It all started with one studio in New York City, but now SoulCycle has expanded to 17 locations in New York City, 11 in Los Angeles, five in the San Francisco Bay Area, four in Washington D.C. and several other additional locations in Florida, New Jersey, Illinois and Connecticut.
The immense success of SoulCyle has also sparked the founding of countless other cycling studios, such as FlyWheel and CycleBar, to name a few. With all of this competition in the indoor cycling market, how do you help your club’s indoor cycling program stand out? Vicki Moen, the group fitness coordinator at The SeattleGYM in Seattle, Washington, offers a few pieces of advice.
Choose the perfect bike.
Last January, The SeattleGYM revamped its indoor cycling program by investing in new bikes. After a year of researching and trying various options, the Lifecycle GX from Life Fitness seemed like the ideal option.
“We decided on the Lifecycle GX for its user-friendly console, smooth ride and its ability to adjust to most body types,” said Moen. “The computer console displays calorie count, distance, RPM and resistance level.”
Hire the right instructors.
While filling your cycling space with the best equipment, it is also essential to have engaging instructors that keep members coming back week after week. When hiring instructors at The SeattleGYM, Moen looks for candidates who have been certified, but also have experience riding outside.

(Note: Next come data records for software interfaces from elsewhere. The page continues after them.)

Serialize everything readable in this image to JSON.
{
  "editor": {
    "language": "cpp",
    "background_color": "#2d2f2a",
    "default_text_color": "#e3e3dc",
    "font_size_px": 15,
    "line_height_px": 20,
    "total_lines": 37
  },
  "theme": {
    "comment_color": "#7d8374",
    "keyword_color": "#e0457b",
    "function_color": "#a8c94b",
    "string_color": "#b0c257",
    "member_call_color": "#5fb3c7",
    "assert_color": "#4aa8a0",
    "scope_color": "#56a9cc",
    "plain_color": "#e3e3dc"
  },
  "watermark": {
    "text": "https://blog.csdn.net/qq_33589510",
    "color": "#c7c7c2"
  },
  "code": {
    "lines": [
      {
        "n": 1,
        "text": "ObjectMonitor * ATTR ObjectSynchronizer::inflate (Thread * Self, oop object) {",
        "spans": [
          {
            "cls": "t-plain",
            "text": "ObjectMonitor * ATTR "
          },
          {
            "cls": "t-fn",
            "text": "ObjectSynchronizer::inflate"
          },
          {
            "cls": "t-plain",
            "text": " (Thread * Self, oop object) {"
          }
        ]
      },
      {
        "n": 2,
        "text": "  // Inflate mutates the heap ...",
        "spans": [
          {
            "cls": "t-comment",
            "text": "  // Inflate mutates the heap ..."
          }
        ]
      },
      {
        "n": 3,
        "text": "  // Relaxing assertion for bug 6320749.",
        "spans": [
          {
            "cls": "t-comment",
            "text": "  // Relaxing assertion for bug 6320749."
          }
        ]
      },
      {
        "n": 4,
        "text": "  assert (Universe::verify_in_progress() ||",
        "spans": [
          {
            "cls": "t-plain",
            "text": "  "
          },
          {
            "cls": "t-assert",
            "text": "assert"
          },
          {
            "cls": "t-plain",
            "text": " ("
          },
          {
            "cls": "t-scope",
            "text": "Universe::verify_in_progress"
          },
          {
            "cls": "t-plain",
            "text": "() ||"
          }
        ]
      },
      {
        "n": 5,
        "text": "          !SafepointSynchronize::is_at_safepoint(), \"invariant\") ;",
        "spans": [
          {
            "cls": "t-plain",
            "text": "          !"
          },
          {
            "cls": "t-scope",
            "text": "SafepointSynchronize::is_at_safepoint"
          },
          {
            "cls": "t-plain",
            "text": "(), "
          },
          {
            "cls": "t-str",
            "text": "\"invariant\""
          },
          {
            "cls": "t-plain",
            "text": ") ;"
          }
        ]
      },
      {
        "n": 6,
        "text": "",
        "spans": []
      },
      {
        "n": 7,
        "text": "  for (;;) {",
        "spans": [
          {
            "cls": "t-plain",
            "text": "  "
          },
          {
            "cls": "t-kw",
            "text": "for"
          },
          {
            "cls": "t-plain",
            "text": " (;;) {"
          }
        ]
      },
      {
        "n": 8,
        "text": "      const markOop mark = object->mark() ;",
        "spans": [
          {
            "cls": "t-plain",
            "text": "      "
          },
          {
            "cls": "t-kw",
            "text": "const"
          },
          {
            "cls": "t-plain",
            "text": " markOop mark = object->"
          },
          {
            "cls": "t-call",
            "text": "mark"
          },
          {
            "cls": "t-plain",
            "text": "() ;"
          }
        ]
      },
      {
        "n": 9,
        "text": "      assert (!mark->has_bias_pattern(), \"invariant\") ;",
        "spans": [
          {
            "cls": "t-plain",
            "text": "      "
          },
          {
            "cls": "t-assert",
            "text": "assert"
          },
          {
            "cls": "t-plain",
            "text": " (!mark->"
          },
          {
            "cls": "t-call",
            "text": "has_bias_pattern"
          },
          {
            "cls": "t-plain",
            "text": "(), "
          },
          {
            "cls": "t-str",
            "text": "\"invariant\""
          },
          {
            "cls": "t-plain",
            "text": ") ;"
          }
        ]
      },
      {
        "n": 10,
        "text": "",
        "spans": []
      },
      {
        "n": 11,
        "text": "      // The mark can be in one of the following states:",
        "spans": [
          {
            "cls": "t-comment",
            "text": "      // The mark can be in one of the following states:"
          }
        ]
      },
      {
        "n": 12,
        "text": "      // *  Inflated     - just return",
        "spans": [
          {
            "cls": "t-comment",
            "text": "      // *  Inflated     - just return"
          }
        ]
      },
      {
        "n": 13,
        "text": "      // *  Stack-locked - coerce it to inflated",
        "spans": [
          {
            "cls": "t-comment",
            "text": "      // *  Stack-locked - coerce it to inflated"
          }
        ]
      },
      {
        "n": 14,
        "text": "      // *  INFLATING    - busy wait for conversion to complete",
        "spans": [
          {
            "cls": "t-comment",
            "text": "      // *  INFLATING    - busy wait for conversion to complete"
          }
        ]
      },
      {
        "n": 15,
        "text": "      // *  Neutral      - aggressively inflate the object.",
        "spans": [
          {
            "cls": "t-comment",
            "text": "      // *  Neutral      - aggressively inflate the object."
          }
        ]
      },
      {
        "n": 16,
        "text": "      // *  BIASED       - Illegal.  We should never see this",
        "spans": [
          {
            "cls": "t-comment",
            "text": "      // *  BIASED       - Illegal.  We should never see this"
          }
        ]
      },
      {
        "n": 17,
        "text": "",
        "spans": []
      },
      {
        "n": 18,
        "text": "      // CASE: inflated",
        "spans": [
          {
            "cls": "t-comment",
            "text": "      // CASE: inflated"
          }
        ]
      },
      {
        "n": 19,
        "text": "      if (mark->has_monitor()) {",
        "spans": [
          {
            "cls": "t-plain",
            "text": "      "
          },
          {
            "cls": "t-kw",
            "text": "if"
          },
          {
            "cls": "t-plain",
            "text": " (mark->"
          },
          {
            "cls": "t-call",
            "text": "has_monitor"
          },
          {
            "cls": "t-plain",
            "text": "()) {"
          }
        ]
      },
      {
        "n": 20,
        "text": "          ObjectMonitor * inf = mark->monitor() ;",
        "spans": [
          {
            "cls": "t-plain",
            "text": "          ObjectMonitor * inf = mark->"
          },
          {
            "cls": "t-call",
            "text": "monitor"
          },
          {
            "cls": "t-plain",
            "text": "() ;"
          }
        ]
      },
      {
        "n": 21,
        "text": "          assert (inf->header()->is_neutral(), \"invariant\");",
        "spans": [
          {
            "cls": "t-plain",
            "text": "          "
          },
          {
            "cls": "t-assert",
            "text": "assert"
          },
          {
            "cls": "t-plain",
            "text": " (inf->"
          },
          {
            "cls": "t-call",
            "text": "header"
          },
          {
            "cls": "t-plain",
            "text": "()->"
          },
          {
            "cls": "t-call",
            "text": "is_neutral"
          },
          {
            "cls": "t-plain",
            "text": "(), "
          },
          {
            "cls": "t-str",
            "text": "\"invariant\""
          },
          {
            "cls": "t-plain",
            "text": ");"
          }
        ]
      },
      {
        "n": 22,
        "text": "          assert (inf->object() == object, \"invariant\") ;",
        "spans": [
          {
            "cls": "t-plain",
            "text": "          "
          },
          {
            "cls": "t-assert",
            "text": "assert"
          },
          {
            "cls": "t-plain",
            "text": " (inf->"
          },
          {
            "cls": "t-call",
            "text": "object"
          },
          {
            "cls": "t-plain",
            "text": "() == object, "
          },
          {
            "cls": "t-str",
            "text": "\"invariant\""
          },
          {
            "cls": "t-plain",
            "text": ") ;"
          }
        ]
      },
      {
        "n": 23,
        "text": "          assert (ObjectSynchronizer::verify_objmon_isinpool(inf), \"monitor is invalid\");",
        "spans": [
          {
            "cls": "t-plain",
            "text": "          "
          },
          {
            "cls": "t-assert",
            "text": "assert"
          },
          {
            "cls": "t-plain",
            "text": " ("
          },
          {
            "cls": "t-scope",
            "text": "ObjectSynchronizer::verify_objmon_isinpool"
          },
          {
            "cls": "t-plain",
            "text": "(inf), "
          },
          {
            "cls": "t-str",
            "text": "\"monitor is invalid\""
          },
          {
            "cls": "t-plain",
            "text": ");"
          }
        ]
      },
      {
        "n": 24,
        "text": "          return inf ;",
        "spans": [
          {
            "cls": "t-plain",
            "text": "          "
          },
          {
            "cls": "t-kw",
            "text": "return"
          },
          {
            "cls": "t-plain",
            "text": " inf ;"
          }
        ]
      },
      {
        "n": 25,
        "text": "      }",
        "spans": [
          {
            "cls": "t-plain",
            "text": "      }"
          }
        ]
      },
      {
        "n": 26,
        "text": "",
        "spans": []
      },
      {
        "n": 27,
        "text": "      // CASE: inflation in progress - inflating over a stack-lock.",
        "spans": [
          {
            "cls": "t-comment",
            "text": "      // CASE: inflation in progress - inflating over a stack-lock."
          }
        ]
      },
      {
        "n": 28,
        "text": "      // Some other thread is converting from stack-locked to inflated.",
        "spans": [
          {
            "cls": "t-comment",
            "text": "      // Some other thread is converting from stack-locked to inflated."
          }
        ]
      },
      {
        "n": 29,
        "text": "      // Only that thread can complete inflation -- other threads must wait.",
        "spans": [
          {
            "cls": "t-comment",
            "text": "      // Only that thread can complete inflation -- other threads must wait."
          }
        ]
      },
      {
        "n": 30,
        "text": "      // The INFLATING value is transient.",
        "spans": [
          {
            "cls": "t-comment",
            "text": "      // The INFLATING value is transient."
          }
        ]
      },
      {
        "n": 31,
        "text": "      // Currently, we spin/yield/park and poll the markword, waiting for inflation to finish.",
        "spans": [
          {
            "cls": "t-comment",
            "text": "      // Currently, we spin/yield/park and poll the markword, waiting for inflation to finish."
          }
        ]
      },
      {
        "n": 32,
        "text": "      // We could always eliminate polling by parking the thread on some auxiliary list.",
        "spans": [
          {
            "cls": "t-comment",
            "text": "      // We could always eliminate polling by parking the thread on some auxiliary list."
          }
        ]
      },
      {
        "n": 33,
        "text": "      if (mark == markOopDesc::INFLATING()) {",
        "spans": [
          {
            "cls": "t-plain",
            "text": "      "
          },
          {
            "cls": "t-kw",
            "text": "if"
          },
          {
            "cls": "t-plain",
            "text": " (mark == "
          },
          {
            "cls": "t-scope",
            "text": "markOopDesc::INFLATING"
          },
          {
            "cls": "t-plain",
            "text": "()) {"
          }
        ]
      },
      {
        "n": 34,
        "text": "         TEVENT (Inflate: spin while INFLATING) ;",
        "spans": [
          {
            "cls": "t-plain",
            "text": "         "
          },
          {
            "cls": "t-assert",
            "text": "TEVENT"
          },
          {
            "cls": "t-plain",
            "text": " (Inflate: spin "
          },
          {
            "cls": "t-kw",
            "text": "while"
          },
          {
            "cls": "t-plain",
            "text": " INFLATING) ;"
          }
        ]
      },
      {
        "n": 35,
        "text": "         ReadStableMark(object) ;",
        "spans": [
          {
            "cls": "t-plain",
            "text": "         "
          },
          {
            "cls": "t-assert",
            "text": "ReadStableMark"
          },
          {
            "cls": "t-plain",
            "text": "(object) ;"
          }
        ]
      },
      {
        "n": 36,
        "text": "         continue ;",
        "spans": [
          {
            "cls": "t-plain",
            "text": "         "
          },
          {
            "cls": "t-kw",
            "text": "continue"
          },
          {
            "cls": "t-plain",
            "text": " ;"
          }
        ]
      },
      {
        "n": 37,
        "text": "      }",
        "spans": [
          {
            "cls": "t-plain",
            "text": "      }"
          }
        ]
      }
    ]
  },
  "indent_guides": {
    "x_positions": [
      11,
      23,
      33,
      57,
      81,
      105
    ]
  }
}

“I look for an avid outdoor cyclist, who also has an indoor cycle certification,” explained Moen. “I initially audition instructors, and after they are hired I will periodically take their classes to assess how they are performing and connecting to the gym members. When we brought in the Lifecycle GX in January of 2016, we had a cycle workshop [designed by Tricia Murphy Madden] to train the team on the cycles’ computer console features and how to use this tool to motivate members. My goal is to continue to bring in cycle workshops periodically to keep our instructors on the cutting edge of indoor cycling fitness, so their classes continue to be fresh and engaging.”
Prepare an engaging playlist.
One study conducted by the Research Institute for Sport and Exercise Sciences found that cyclists actually worked harder when listening to faster music. Therefore, when creating an optimal cycling class, music is an integral element.
“A good sound system is key and instructors need to have great playlists that they change frequently,” added Moen. “There are so many ways to design an indoor cycle class, but I feel the classes that engage members the most and keep them coming back for me, are the classes where the workout intention flows seamlessly with the chosen playlist.”
Create an enticing environment.
Many clients are drawn to boutique studios for the atmosphere. Stadium seating, dim lighting, loud music and candles are just a few of the common features. “All the components need to be in place for a great atmosphere,” said Moen. “Educated and enthusiastic instructors; well-maintained, cutting-edge bikes; a well-designed space that makes the members feel like they are part of a pelaton; and a great sound system — put it all together and you have indoor cycle magic.”